[[ Source material, beginning ]]

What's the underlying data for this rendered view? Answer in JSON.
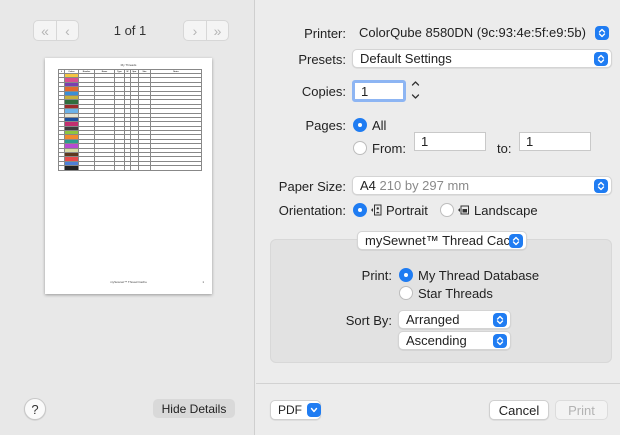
{
  "preview": {
    "page_indicator": "1 of 1",
    "document": {
      "title": "My Threads",
      "footer": "mySewnet™ Thread Cache",
      "page_number": "1",
      "columns": [
        "#",
        "Colors",
        "Number",
        "Name",
        "Type",
        "W",
        "Spo.",
        "Size",
        "Notes"
      ],
      "row_colors": [
        "#f4c542",
        "#d94e8f",
        "#7a3fb0",
        "#e36a2c",
        "#3a8fd6",
        "#c7b23a",
        "#2f6e3c",
        "#9b2a2a",
        "#6cb2e8",
        "#e8e4d0",
        "#1b4e9e",
        "#c22f6f",
        "#3d3d3d",
        "#8dc63f",
        "#f18a2e",
        "#2a9c8e",
        "#b54bd1",
        "#d9d9a3",
        "#5f3a1f",
        "#e84a4a",
        "#4d7fd8",
        "#222222"
      ]
    }
  },
  "left_bottom": {
    "help_label": "?",
    "hide_details_label": "Hide Details"
  },
  "settings": {
    "printer_label": "Printer:",
    "printer_value": "ColorQube 8580DN (9c:93:4e:5f:e9:5b)",
    "presets_label": "Presets:",
    "presets_value": "Default Settings",
    "copies_label": "Copies:",
    "copies_value": "1",
    "pages_label": "Pages:",
    "pages_all_label": "All",
    "pages_from_label": "From:",
    "pages_from_value": "1",
    "pages_to_label": "to:",
    "pages_to_value": "1",
    "paper_size_label": "Paper Size:",
    "paper_size_value": "A4",
    "paper_size_detail": "210 by 297 mm",
    "orientation_label": "Orientation:",
    "orientation_portrait": "Portrait",
    "orientation_landscape": "Landscape"
  },
  "app_section": {
    "selector_value": "mySewnet™ Thread Cache",
    "print_label": "Print:",
    "print_option_1": "My Thread Database",
    "print_option_2": "Star Threads",
    "sort_by_label": "Sort By:",
    "sort_by_value": "Arranged",
    "order_value": "Ascending"
  },
  "footer": {
    "pdf_label": "PDF",
    "cancel_label": "Cancel",
    "print_label": "Print"
  },
  "colors": {
    "accent": "#1f7cf2",
    "focus_ring": "#8db5f3"
  }
}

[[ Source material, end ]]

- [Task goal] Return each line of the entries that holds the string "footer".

- [Exercise answer]
      "footer": "mySewnet™ Thread Cache",
  "footer": {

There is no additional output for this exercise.